Sure, Thor and Captain America look buff in the comic books. But have you ever wondered: What’s their BMI?
If so, a pair of researchers have crunched the data. The study “Captain Dorito and the bombshell: Supernormal stimuli in comics and film,” was published in the journal Evolutionary Behavioral Sciences just as the blockbuster movie “Avengers: Endgame” was topping the box office.
The researchers studied 3,752 Marvel Comics male and female superheroes from various sources and examined their physical dimensions.
The results? You’re fat, dude. As in the males’ extreme upper-body muscles created obese bodies, whereas females’ exaggeratedly slim waists crafted underweight bodies.

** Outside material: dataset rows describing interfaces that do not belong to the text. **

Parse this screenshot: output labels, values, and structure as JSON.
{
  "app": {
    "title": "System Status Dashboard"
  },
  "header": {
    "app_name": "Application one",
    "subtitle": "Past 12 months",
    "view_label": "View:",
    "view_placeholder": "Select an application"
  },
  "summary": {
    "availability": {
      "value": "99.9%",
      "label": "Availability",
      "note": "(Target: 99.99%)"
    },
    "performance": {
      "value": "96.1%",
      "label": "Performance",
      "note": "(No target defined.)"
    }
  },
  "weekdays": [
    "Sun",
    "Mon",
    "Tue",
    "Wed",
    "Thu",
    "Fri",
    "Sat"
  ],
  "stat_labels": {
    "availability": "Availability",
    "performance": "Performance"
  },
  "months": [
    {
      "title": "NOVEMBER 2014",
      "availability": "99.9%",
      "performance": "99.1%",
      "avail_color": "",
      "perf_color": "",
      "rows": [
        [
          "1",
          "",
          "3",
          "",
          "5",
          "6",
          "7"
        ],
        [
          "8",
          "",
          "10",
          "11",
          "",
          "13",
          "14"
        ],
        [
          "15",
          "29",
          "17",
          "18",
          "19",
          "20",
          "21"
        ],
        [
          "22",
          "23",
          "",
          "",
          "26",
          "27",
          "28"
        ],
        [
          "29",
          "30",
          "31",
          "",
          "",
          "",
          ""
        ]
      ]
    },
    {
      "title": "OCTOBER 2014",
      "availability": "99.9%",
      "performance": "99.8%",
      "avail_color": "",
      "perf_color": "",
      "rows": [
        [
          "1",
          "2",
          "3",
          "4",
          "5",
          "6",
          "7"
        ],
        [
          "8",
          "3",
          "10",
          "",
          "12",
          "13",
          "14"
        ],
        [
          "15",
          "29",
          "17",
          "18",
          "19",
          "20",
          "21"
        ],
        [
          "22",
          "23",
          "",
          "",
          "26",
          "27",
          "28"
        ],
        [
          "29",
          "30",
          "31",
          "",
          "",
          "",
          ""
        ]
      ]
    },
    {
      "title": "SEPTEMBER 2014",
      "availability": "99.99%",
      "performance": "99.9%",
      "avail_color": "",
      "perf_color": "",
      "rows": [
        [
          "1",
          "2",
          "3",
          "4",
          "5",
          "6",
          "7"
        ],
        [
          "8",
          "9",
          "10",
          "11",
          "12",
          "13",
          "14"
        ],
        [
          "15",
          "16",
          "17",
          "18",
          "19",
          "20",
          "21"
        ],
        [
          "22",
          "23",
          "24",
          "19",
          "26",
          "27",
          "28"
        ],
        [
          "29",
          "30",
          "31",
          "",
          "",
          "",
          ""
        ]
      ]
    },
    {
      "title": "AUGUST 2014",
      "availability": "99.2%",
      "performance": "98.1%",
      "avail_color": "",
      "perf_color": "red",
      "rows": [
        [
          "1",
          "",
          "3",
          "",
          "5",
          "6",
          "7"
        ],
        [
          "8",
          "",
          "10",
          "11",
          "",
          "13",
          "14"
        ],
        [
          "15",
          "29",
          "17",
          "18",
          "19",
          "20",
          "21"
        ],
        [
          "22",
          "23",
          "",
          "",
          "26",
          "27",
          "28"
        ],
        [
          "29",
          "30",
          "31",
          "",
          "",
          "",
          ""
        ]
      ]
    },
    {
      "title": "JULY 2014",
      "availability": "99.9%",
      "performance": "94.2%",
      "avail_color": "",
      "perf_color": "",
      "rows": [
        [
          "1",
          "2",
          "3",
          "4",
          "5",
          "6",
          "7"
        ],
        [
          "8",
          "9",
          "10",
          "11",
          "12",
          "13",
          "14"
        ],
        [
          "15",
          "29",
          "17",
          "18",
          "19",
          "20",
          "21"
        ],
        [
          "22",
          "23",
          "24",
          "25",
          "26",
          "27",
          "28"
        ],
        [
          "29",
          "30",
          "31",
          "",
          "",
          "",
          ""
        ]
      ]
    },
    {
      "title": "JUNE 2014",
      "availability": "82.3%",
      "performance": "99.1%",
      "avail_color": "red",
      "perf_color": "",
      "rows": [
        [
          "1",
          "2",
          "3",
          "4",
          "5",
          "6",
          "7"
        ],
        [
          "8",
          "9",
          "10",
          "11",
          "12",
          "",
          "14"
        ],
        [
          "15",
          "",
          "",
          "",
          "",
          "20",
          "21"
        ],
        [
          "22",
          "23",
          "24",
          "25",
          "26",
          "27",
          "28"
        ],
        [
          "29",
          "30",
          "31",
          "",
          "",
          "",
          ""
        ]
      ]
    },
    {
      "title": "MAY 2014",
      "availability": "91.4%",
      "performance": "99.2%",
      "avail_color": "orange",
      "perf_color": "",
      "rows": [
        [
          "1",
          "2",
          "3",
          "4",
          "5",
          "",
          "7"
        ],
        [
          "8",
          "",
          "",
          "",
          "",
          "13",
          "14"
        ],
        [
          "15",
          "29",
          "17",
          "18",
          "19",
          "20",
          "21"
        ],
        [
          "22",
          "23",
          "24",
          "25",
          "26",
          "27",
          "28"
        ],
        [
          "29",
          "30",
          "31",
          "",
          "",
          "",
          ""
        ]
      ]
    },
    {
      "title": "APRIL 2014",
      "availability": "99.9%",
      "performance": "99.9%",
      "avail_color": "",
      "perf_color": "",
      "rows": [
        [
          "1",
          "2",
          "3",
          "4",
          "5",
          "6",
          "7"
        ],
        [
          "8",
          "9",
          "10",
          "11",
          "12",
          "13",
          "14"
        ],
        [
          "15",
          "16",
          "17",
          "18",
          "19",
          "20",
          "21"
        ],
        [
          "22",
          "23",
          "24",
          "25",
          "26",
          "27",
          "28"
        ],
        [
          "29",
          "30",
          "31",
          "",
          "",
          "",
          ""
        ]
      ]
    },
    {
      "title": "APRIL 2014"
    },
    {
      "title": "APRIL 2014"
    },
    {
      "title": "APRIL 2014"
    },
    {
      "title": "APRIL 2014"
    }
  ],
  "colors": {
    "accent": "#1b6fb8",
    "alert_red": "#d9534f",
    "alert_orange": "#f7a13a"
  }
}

“We expected that comic book art would accentuate certain body types and emphasize certain features,” said Rebecca Burch, the study’s lead author and an associate professor of human development at State University of New York at Oswego. “We were not expecting such exaggerations, however. The comic bodies were really outside human scope.”
Exaggerated body types in comic book characters have long been criticized, but people are attracted to them because they are supernormal stimuli; exaggerated unrealistically but in all the ways we want. It’s “visual cotton candy,” Burch said.
“Cotton candy is the sugar that we are already attracted to, but so concentrated and refined that it barely resembles real food,” Burch added. “But we love it, even more than healthy food. Comic book bodies are so exaggerated they are impossible, but we still find them attractive, perhaps even more than actual human bodies.”